Stop Comparing Yourself to Others!
Hi, I'm Matthew Kelly, and welcome to Feed Your Soul. This Sunday's reading is a short reading. So I thought we'd read it together and then take it apart line by line and have a look at some of the people, some of the concepts, some of the ideas that Jesus is sharing with us. Jesus told this parable to some who trusted in themselves that they were righteous and despised others. Two men went up to the temple to pray. One a Pharisee and the other a tax collector. The Pharisee stood and prayed thus with himself. "God, I thank you that I am not like other men. Extortion is unjust, adulterous, or even like this tax collector. I fast twice a week. I give tithes of all that I get." But the tax collector standing far off, would not even lift up his eyes to heaven. But beat his breath saying, "God, be merciful to me a sinner." And Jesus said, "I tell you, this man went down to his house justified rather than the other. For everyone who exalts himself will be humbled. But he who humbles himself will be exalted." Once again, there's just so much in each and every single one of these readings. The first thing we see is that there are two men. One is the Pharisee. One is the tax collector, and there's this comparison that plays out. We use comparisons in our own lives powerfully. Psychological reasons, spiritual reasons, emotional reasons, very often to manipulate ourselves and to manipulate others. Very easily we see here the Pharisee looking at the tax collector and basically saying, "God, thank you for not making me like him." And of course, this is a manipulation of self. The Pharisee is manipulating himself. He's deceiving himself. He's literally blinding himself to reality. I sometimes look at some of the absolute trash that is on television today. And I asked a friend of mine recently. I'm like, "Why? Why are we attracted to this stuff? Why do people watch this stuff?" And then we started talking about the news. And we had a conversation about even the news, right? Why is this so much negativity in the news? And why are we attracted to the bad news? One of the things my friends said was that it makes people feel good about themselves and good about their lives. When we see these TV shows, and these people's lives are just astoundingly dysfunctional. And their character is just tragically distorted in some sick, twisted, psychological, emotional, spiritual way that makes us feel better about ourselves. And so it goes on today. It was going on at the time of Jesus, and Jesus pointed out in today's reading, and it continues to go on today. But I think it's a powerful invitation for us to think about, "Okay. How do we use comparisons to deceive ourselves? How do we use comparisons to manipulate ourselves, to deceive ourselves, to make us feel better about ourselves, and what is the ultimate impact of that on our lives and our relationships and on our soul? Reading goes on the pharisee's got a whole list of people that he is better than and then, of course, we come to the tax collector who will not even raise his gaze to look toward God. He just sort of bows his head and says, "God, have mercy on me." The tax collector is not confused about who he is. The tax collector is much more connected to reality than the pharisee is and it's that clear insight about who we are, who we're not, who God is, that the gospel is constantly calling us to. And the good news can be challenging. The good news can be hard to take. That's why we are so often attracted to all the bad news in the world.

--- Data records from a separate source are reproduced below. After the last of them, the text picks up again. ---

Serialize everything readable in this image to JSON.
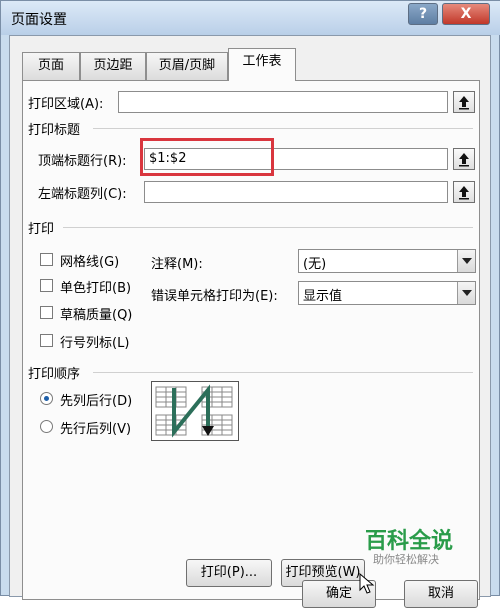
{
  "window": {
    "title": "页面设置",
    "help": "?",
    "close": "X"
  },
  "tabs": [
    {
      "label": "页面"
    },
    {
      "label": "页边距"
    },
    {
      "label": "页眉/页脚"
    },
    {
      "label": "工作表"
    }
  ],
  "print_area": {
    "label": "打印区域(A):",
    "value": ""
  },
  "print_titles": {
    "header": "打印标题",
    "rows_label": "顶端标题行(R):",
    "rows_value": "$1:$2",
    "cols_label": "左端标题列(C):",
    "cols_value": ""
  },
  "print": {
    "header": "打印",
    "checkboxes": [
      {
        "label": "网格线(G)",
        "checked": false
      },
      {
        "label": "单色打印(B)",
        "checked": false
      },
      {
        "label": "草稿质量(Q)",
        "checked": false
      },
      {
        "label": "行号列标(L)",
        "checked": false
      }
    ],
    "comments_label": "注释(M):",
    "comments_value": "(无)",
    "errors_label": "错误单元格打印为(E):",
    "errors_value": "显示值"
  },
  "order": {
    "header": "打印顺序",
    "options": [
      {
        "label": "先列后行(D)",
        "selected": true
      },
      {
        "label": "先行后列(V)",
        "selected": false
      }
    ]
  },
  "buttons": {
    "print": "打印(P)...",
    "preview": "打印预览(W)",
    "ok": "确定",
    "cancel": "取消"
  },
  "watermark": {
    "title": "百科全说",
    "subtitle": "助你轻松解决"
  },
  "colors": {
    "highlight": "#d9363e",
    "accent": "#1d5ea8"
  }
}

And then, of course, Jesus closes with the powerful line where he says, "Everyone who exalts himself will be humbled and he who humbles himself will be exalted." How have you exalted yourself this week? How have you exalted yourself this week? We all do it, right? We all do it in ways, some we're aware of, some we're unaware of. We do it in ways, subtle and not so subtle. When we do it, why do we do it? Why do we exalt ourself? Why do we feel the need and what is at play there? And in what ways have you humbled yourself this week? And certainly if in no other way than in prayer, like the tax collector, to come before God and say, "Lord, have mercy on me. You created me. I'm capable of so much more. Pour your mercy into me and let that mercy give me the grace and the courage, the strength and the wisdom to go forth and become a better version of myself this week."
And ultimately, it's a story about humility. It's a story about virtue. And as we have discussed many times before, our lives only genuinely improve when we grow in virtue. A relationship can't get better unless you add virtue. It is the ingredient that makes all things better in this world. A relationship cannot get better unless you add virtue. It may look better. You may do more exciting things. It may feel fun. It may feel adventurous. But unless you add virtue, a relationship is not improving. Unless you add virtue, you are not improving as a human being. We look at progress in our society and say, "Oh, this is great. This is great. And this has happened. And this is new. And this is better." Well, hold on a minute. If there isn't more virtue today than there was a year ago, society has not improved. If there isn't more virtue today than there was a decade ago or a hundred years ago, society has not improved. It doesn't matter how many iPhones we have. Our lives, our relationships, society, culture, humanity only genuinely improves when we grow in virtue. So the question is, are we growing in virtue? And the virtue today is humility. Everyone who exalts himself will be humbled and everyone who humbles himself will be exalted. God bless you. Have a great day. And remember, be bold, be Catholic.